> **Exercise description**
Provide only the number of lines in the listing that contain the word "поиска".
[[ Data under study open ]]
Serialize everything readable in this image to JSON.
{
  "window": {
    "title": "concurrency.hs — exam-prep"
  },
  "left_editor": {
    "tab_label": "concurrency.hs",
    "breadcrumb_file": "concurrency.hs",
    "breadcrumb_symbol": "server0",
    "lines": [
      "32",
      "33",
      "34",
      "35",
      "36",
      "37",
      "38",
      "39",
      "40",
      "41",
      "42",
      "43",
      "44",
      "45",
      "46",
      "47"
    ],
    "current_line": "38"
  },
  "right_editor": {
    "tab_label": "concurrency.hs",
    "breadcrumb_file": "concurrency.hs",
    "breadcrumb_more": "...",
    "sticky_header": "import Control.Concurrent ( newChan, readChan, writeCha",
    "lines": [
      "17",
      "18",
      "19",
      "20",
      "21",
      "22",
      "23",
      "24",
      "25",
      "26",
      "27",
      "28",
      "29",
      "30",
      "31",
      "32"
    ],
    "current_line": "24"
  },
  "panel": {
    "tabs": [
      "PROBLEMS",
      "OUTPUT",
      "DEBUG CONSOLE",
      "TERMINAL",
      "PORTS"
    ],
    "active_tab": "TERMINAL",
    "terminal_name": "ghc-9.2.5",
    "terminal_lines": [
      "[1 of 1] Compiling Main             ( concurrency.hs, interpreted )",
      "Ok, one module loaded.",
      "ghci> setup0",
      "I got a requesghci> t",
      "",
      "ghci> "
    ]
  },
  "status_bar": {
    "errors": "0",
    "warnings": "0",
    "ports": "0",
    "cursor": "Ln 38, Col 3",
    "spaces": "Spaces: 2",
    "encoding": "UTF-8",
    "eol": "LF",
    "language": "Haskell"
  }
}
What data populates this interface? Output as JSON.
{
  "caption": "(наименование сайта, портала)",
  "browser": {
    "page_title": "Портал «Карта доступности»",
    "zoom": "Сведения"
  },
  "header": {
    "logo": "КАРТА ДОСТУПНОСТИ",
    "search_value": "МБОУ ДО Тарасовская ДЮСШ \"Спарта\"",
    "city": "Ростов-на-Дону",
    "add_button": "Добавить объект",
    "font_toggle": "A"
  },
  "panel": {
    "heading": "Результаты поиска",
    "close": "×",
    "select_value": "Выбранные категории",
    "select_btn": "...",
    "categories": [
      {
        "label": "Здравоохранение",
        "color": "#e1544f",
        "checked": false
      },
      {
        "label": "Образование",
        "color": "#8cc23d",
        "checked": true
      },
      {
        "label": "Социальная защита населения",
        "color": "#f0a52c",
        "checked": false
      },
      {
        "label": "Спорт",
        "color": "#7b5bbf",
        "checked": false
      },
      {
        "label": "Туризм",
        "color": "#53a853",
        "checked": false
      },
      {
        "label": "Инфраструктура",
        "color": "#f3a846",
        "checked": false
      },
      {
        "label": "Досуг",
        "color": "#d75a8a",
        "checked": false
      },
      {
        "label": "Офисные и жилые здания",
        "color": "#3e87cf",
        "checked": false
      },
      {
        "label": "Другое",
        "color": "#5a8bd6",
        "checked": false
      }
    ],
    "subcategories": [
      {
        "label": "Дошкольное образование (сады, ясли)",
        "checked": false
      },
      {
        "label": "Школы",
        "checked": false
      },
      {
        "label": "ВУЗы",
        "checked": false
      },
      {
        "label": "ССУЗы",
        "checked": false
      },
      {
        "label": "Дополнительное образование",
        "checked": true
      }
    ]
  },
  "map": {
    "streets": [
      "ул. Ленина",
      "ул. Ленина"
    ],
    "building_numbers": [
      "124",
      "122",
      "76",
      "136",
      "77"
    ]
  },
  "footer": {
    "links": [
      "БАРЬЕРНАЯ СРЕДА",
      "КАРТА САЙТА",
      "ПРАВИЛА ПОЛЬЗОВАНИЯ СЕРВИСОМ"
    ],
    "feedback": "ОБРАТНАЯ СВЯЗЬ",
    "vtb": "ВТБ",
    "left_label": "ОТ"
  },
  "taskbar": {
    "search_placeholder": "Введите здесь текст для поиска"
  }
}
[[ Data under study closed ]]
> **Expected answer**
2